For years, the front office operated as if they were only a player away, opting to sign impact free agents to big-money contracts. All the while personnel people lauded the build-through-the-draft mentality of teams like Green Bay and New England.
It wasn’t that Dallas didn’t intend to build through the draft, they simply didn’t have the success that they were looking for and some times got too “cute” with their selections (see 2009). Dallas’ success here seems two-fold in that they’ve stayed away from high-priced free agents and that they’ve been largely successful in their draft evaluations. This can be seen in a simple salary cap health evaluation. The club is currently over $16 million under the salary cap while still carrying $16 million in dead money.
That money would likely have been spent on the secondary if the Cowboys saw fit to do so during free agency. We’ve heard from Stephen Jones that they were taking a fairly calculated risk with this group. However, the loss of Barry Church in particular is one that Archer will likely watch closely:
“While Jeff Heath has shown flashes of ability in limited playing time, replacing Church will be difficult. He had four straight seasons with at least 100 tackles. He was a defensive captain, played special teams and was around the ball. The Cowboys could have gone to him before last season with a new deal, or made a stronger pitch to keep him off the market as free agency approached — but didn’t. Church, who signed with the Jacksonville Jaguars, wasn’t a high-end safety but he meant more to the Cowboys’ success than the coaches want to believe. He was not a progress-stopper.”
Whether it’s Heath, Anthony Brown or Chidobe Awuzie, these young players in the secondary will be a major story line during training camp.
As for what Archer liked about the offseason, it centered around a player he predicted as a good fit prior to the draft, first-round pick Taco Charlton.
Drafting Taco Charlton was a positive step in rebuilding the defensive line. They used first-round picks to rebuild the offensive line in Tyron Smith, Travis Frederick and Zack Martin. They made second-round moves to address their pass rush in recent years through the likes of DeMarcus Lawrence and Randy Gregory, but they have relied more on low-cost and late-round pickups to fill in gaps. Charlton’s sack totals increased every year while at Michigan. He play with more leverage and strength than speed and quickness, but still figures to be a big part of the pass-rush rotation. He might never be a DeMarcus Ware, but if he is another Greg Ellis, the Cowboys certainly would take that.

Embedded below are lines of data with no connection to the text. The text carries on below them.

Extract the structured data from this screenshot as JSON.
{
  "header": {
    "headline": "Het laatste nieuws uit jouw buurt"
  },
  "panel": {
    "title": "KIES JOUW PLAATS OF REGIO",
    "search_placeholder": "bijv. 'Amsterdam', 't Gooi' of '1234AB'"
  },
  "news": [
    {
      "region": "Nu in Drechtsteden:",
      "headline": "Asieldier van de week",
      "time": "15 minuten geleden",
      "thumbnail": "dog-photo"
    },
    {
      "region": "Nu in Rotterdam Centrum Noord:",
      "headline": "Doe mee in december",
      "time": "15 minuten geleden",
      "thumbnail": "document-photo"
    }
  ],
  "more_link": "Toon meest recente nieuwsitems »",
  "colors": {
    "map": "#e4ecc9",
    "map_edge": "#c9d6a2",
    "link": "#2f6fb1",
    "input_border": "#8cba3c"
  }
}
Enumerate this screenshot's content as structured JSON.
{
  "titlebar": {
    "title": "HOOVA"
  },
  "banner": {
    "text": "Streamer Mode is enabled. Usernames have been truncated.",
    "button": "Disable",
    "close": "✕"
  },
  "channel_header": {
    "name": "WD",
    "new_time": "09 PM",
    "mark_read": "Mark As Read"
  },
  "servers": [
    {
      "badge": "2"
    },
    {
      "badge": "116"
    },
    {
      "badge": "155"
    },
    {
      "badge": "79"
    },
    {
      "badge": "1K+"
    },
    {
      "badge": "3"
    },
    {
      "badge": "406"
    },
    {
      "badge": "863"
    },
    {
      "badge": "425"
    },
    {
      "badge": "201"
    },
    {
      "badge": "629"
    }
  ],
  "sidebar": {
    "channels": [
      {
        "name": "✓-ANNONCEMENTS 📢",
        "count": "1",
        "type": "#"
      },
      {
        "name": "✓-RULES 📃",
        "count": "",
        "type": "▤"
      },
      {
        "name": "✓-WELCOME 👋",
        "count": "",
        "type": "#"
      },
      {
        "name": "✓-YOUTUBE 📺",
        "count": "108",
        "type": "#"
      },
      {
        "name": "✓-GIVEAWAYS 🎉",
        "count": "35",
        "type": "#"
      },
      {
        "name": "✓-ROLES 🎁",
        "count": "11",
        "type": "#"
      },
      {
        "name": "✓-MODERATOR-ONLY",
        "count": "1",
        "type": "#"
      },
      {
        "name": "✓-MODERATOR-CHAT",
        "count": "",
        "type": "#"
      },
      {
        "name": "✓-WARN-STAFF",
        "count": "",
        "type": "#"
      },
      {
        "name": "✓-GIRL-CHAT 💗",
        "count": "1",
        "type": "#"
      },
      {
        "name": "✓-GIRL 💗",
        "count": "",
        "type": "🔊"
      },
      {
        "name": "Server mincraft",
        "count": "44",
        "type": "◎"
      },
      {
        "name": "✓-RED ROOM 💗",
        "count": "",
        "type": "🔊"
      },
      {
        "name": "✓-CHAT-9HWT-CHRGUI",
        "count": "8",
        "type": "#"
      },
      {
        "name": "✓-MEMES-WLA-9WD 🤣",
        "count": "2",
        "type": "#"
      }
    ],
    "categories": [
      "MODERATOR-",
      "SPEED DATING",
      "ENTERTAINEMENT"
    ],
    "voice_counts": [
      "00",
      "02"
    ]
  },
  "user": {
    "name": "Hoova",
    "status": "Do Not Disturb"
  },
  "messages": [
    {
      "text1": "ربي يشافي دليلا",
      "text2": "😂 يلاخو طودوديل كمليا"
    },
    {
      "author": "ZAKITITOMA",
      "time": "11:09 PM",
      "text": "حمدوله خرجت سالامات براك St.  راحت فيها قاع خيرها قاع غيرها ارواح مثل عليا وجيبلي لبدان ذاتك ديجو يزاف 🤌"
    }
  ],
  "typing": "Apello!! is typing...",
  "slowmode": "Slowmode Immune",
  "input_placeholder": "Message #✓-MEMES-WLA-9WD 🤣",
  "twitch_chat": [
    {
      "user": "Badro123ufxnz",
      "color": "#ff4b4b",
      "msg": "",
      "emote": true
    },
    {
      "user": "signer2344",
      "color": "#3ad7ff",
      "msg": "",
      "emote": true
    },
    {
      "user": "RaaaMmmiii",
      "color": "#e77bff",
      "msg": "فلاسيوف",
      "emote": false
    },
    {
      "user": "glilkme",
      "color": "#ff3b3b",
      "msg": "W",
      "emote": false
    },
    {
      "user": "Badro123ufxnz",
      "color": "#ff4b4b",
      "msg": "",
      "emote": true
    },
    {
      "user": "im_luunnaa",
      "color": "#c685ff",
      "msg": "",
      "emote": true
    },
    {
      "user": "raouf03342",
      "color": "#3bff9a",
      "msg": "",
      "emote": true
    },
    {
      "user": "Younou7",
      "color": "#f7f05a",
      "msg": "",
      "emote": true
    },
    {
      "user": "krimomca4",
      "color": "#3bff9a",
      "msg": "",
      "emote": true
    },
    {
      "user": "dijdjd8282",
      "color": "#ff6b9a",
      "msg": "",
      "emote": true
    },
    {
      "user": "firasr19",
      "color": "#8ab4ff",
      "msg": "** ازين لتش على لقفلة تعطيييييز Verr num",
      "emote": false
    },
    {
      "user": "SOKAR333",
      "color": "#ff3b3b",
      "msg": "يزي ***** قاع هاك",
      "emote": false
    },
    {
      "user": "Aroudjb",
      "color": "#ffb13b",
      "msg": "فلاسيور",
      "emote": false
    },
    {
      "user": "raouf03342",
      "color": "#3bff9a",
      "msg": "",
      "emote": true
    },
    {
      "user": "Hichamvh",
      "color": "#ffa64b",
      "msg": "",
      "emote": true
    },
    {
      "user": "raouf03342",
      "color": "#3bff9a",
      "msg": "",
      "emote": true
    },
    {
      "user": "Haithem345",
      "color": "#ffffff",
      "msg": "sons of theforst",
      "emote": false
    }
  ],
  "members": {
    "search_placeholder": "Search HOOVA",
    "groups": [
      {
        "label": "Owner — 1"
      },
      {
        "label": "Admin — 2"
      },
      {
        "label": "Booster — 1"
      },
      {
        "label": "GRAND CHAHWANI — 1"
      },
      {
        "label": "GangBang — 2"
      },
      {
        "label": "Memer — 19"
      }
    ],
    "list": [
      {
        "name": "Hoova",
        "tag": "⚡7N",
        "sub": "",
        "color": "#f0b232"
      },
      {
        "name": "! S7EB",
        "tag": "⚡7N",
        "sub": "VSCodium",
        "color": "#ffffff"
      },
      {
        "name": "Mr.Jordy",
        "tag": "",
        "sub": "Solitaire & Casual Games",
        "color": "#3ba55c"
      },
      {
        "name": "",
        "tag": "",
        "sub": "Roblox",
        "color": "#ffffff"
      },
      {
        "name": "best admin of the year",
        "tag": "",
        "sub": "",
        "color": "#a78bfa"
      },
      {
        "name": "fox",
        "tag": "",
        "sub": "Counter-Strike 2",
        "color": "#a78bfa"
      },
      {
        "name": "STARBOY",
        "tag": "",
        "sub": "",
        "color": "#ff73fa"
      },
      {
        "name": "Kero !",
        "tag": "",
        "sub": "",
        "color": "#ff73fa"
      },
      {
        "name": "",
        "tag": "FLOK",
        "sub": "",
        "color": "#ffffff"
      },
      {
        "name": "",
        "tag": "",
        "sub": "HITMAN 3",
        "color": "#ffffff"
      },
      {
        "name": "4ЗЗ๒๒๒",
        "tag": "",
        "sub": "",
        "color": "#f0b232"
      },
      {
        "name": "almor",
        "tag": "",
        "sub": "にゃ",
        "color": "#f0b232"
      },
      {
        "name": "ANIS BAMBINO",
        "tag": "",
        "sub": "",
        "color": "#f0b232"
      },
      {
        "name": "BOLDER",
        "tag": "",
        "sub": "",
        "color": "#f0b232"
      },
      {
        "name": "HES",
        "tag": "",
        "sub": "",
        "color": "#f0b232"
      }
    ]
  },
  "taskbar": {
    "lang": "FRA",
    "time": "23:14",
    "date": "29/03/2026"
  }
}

As a matter of fact, there is no shortage of young players drafted on the defensive side of the ball that will be under heavy scrutiny by these coaches as they work to retool this football team. Will the changes and influx of new players lead to a more formidable defense when December and January roll around? The team will certainly need above average returns from several spots if they look to improve on the results of 2016.